⟨

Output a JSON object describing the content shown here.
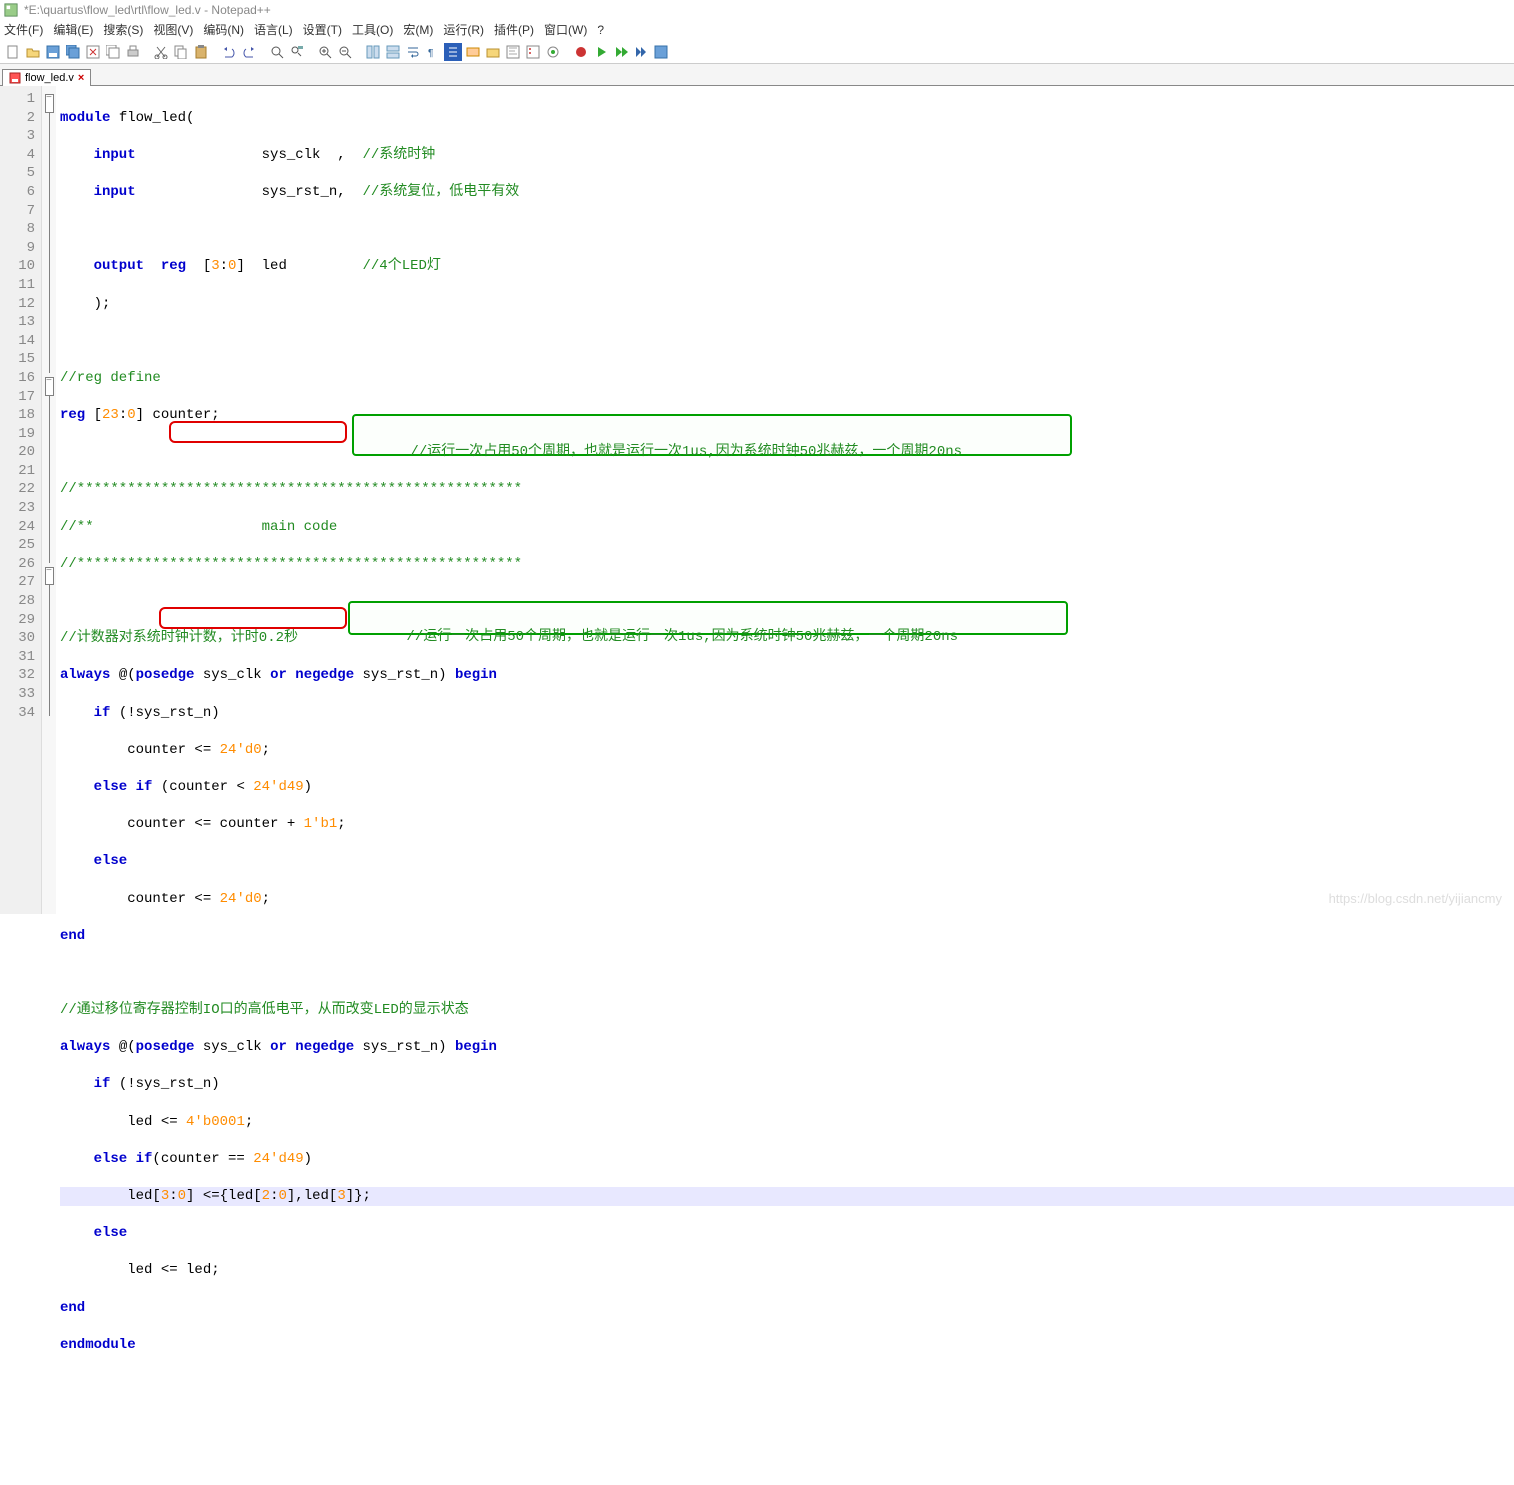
{
  "title": "*E:\\quartus\\flow_led\\rtl\\flow_led.v - Notepad++",
  "menu": {
    "file": "文件(F)",
    "edit": "编辑(E)",
    "search": "搜索(S)",
    "view": "视图(V)",
    "encoding": "编码(N)",
    "lang": "语言(L)",
    "settings": "设置(T)",
    "tools": "工具(O)",
    "macro": "宏(M)",
    "run": "运行(R)",
    "plugins": "插件(P)",
    "window": "窗口(W)",
    "help": "?"
  },
  "tab": {
    "name": "flow_led.v",
    "close": "×"
  },
  "annotations": {
    "a1": "//运行一次占用50个周期，也就是运行一次1us,因为系统时钟50兆赫兹，一个周期20ns",
    "a2": "//运行一次占用50个周期，也就是运行一次1us,因为系统时钟50兆赫兹，一个周期20ns"
  },
  "code": {
    "l1": {
      "a": "module",
      "b": " flow_led("
    },
    "l2": {
      "a": "    input",
      "b": "               sys_clk  ,  ",
      "c": "//系统时钟"
    },
    "l3": {
      "a": "    input",
      "b": "               sys_rst_n,  ",
      "c": "//系统复位，低电平有效"
    },
    "l4": {
      "a": " "
    },
    "l5": {
      "a": "    output",
      "b": "  reg  ",
      "c": "[",
      "d": "3",
      "e": ":",
      "f": "0",
      "g": "]  led         ",
      "h": "//4个LED灯"
    },
    "l6": {
      "a": "    );"
    },
    "l7": {
      "a": " "
    },
    "l8": {
      "a": "//reg define"
    },
    "l9": {
      "a": "reg ",
      "b": "[",
      "c": "23",
      "d": ":",
      "e": "0",
      "f": "] counter;"
    },
    "l10": {
      "a": " "
    },
    "l11": {
      "a": "//*****************************************************"
    },
    "l12": {
      "a": "//**                    main code"
    },
    "l13": {
      "a": "//*****************************************************"
    },
    "l14": {
      "a": " "
    },
    "l15": {
      "a": "//计数器对系统时钟计数，计时0.2秒"
    },
    "l16": {
      "a": "always",
      "b": " @(",
      "c": "posedge",
      "d": " sys_clk ",
      "e": "or",
      "f": " ",
      "g": "negedge",
      "h": " sys_rst_n) ",
      "i": "begin"
    },
    "l17": {
      "a": "    if",
      "b": " (!sys_rst_n)"
    },
    "l18": {
      "a": "        counter <= ",
      "b": "24'd0",
      "c": ";"
    },
    "l19": {
      "a": "    else if ",
      "b": "(counter < ",
      "c": "24'd49",
      "d": ")"
    },
    "l20": {
      "a": "        counter <= counter + ",
      "b": "1'b1",
      "c": ";"
    },
    "l21": {
      "a": "    else"
    },
    "l22": {
      "a": "        counter <= ",
      "b": "24'd0",
      "c": ";"
    },
    "l23": {
      "a": "end"
    },
    "l24": {
      "a": " "
    },
    "l25": {
      "a": "//通过移位寄存器控制IO口的高低电平，从而改变LED的显示状态"
    },
    "l26": {
      "a": "always",
      "b": " @(",
      "c": "posedge",
      "d": " sys_clk ",
      "e": "or",
      "f": " ",
      "g": "negedge",
      "h": " sys_rst_n) ",
      "i": "begin"
    },
    "l27": {
      "a": "    if",
      "b": " (!sys_rst_n)"
    },
    "l28": {
      "a": "        led <= ",
      "b": "4'b0001",
      "c": ";"
    },
    "l29": {
      "a": "    else if",
      "b": "(counter == ",
      "c": "24'd49",
      "d": ")"
    },
    "l30": {
      "a": "        led[",
      "b": "3",
      "c": ":",
      "d": "0",
      "e": "] <={led[",
      "f": "2",
      "g": ":",
      "h": "0",
      "i": "],led[",
      "j": "3",
      "k": "]};"
    },
    "l31": {
      "a": "    else"
    },
    "l32": {
      "a": "        led <= led;"
    },
    "l33": {
      "a": "end"
    },
    "l34": {
      "a": "endmodule"
    }
  },
  "watermark": "https://blog.csdn.net/yijiancmy"
}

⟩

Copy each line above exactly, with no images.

## THE COMPLETED TASK:
Output a JSON object describing the content shown here.
{
  "title": "*E:\\quartus\\flow_led\\rtl\\flow_led.v - Notepad++",
  "menu": {
    "file": "文件(F)",
    "edit": "编辑(E)",
    "search": "搜索(S)",
    "view": "视图(V)",
    "encoding": "编码(N)",
    "lang": "语言(L)",
    "settings": "设置(T)",
    "tools": "工具(O)",
    "macro": "宏(M)",
    "run": "运行(R)",
    "plugins": "插件(P)",
    "window": "窗口(W)",
    "help": "?"
  },
  "tab": {
    "name": "flow_led.v",
    "close": "×"
  },
  "annotations": {
    "a1": "//运行一次占用50个周期，也就是运行一次1us,因为系统时钟50兆赫兹，一个周期20ns",
    "a2": "//运行一次占用50个周期，也就是运行一次1us,因为系统时钟50兆赫兹，一个周期20ns"
  },
  "code": {
    "l1": {
      "a": "module",
      "b": " flow_led("
    },
    "l2": {
      "a": "    input",
      "b": "               sys_clk  ,  ",
      "c": "//系统时钟"
    },
    "l3": {
      "a": "    input",
      "b": "               sys_rst_n,  ",
      "c": "//系统复位，低电平有效"
    },
    "l4": {
      "a": " "
    },
    "l5": {
      "a": "    output",
      "b": "  reg  ",
      "c": "[",
      "d": "3",
      "e": ":",
      "f": "0",
      "g": "]  led         ",
      "h": "//4个LED灯"
    },
    "l6": {
      "a": "    );"
    },
    "l7": {
      "a": " "
    },
    "l8": {
      "a": "//reg define"
    },
    "l9": {
      "a": "reg ",
      "b": "[",
      "c": "23",
      "d": ":",
      "e": "0",
      "f": "] counter;"
    },
    "l10": {
      "a": " "
    },
    "l11": {
      "a": "//*****************************************************"
    },
    "l12": {
      "a": "//**                    main code"
    },
    "l13": {
      "a": "//*****************************************************"
    },
    "l14": {
      "a": " "
    },
    "l15": {
      "a": "//计数器对系统时钟计数，计时0.2秒"
    },
    "l16": {
      "a": "always",
      "b": " @(",
      "c": "posedge",
      "d": " sys_clk ",
      "e": "or",
      "f": " ",
      "g": "negedge",
      "h": " sys_rst_n) ",
      "i": "begin"
    },
    "l17": {
      "a": "    if",
      "b": " (!sys_rst_n)"
    },
    "l18": {
      "a": "        counter <= ",
      "b": "24'd0",
      "c": ";"
    },
    "l19": {
      "a": "    else if ",
      "b": "(counter < ",
      "c": "24'd49",
      "d": ")"
    },
    "l20": {
      "a": "        counter <= counter + ",
      "b": "1'b1",
      "c": ";"
    },
    "l21": {
      "a": "    else"
    },
    "l22": {
      "a": "        counter <= ",
      "b": "24'd0",
      "c": ";"
    },
    "l23": {
      "a": "end"
    },
    "l24": {
      "a": " "
    },
    "l25": {
      "a": "//通过移位寄存器控制IO口的高低电平，从而改变LED的显示状态"
    },
    "l26": {
      "a": "always",
      "b": " @(",
      "c": "posedge",
      "d": " sys_clk ",
      "e": "or",
      "f": " ",
      "g": "negedge",
      "h": " sys_rst_n) ",
      "i": "begin"
    },
    "l27": {
      "a": "    if",
      "b": " (!sys_rst_n)"
    },
    "l28": {
      "a": "        led <= ",
      "b": "4'b0001",
      "c": ";"
    },
    "l29": {
      "a": "    else if",
      "b": "(counter == ",
      "c": "24'd49",
      "d": ")"
    },
    "l30": {
      "a": "        led[",
      "b": "3",
      "c": ":",
      "d": "0",
      "e": "] <={led[",
      "f": "2",
      "g": ":",
      "h": "0",
      "i": "],led[",
      "j": "3",
      "k": "]};"
    },
    "l31": {
      "a": "    else"
    },
    "l32": {
      "a": "        led <= led;"
    },
    "l33": {
      "a": "end"
    },
    "l34": {
      "a": "endmodule"
    }
  },
  "watermark": "https://blog.csdn.net/yijiancmy"
}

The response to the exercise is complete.